In the face of the durational language in the CBAs, our clear precedent in Keffer and Royal Coal does not support a finding that the Retirees have made a showing, much less a clear showing, of a likelihood of success on the merits so as to meet the Winter standard.
The Retirees also contend they are likely to succeed on the merits because, in their view, the language of the relevant CBAs infers an intent for retiree healthcare benefits to extend beyond expiration of the relevant CBA, despite the durational language which limits benefits to the length of the agreement. For instance,

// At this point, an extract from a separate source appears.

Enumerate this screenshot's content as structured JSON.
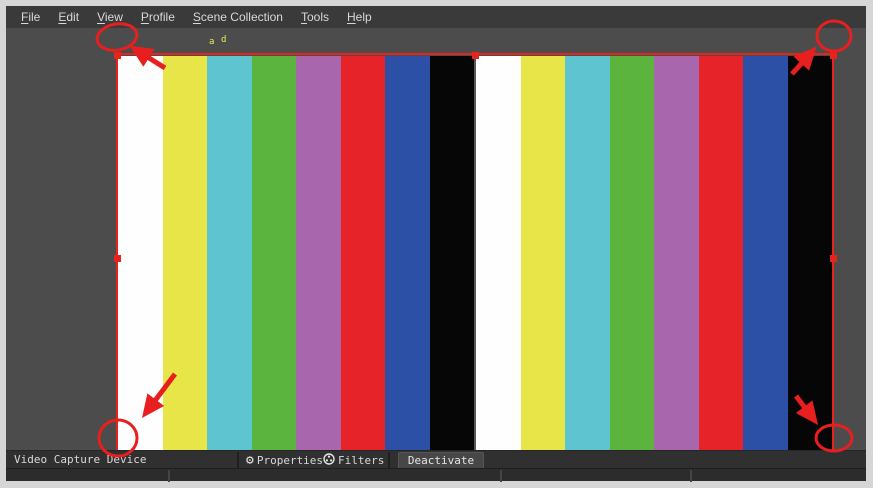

the Retirees argue (among other things) the fact that Century did not specifically reserve the right to eliminate or alter benefits suggests that the bargainers did not intend to delegate to Century such a right. As noted by the district court, however, “[i]t might just as easily be explained ... that Century deemed a reservation of rights as to healthcare benefits unnecessary inasmuch as it deemed the subject to arise anew during each bargaining cycle.” Dewhurst, 731 F.Supp.2d at 518 n. 19. As with each of the Retirees' contentions, even if the absence of a reservation of rights provision were to inject ambiguity into the relevant CBAs, that ambiguity alone could not satisfy the Retirees' burden under Winter to make a “clear showing,” 129 S.Ct. at 376, that they are “likely to succeed on the merits.” Id. at 374.
Similarly, the district court did not agree with the Retirees' contention that healthcare benefits should be deemed vested because their pension benefits are specifically written to be vested and the healthcare benefit plan requires eligibility to receive a pension as a precondition for eligibility for healthcare benefits. The district court aptly noted “that language in the parties' pension agreements explicitly suggesting vesting as to pension benefits in actuality undercuts an inference of vesting as to healthcare benefits” because the healthcare provision contains no such language. 731 F.Supp.2d at 517–18 “[T]he language referenced indicates that the parties understood how to vest an employee or retiree benefit when they chose to do so. The failure to do so explicitly with retiree healthcare benefits ... is telling.” Id. at 518.
In sum, we have reviewed the record and agree with the district court that “for each contention offered by [the Retirees], an equally or more compelling response is, in the main, presented by Century.” Id. at 520. Given the durational limitation similar to that in Royal Coal which is present in the relevant agreements, the Retirees fail to show that they are likely to succeed on the merits. Consequently, the Retirees, who “must establish” that they meet the Winter standard in order to be awarded a preliminary injunction, fail to do so. The district court did not abuse its discretion in so holding.
The district court issued a thorough and well-reasoned opinion explaining in detail that the Retirees failed to establish a likelihood of success on the merits. We agree and therefore affirm the district court's denial of the motion for a preliminary injunction.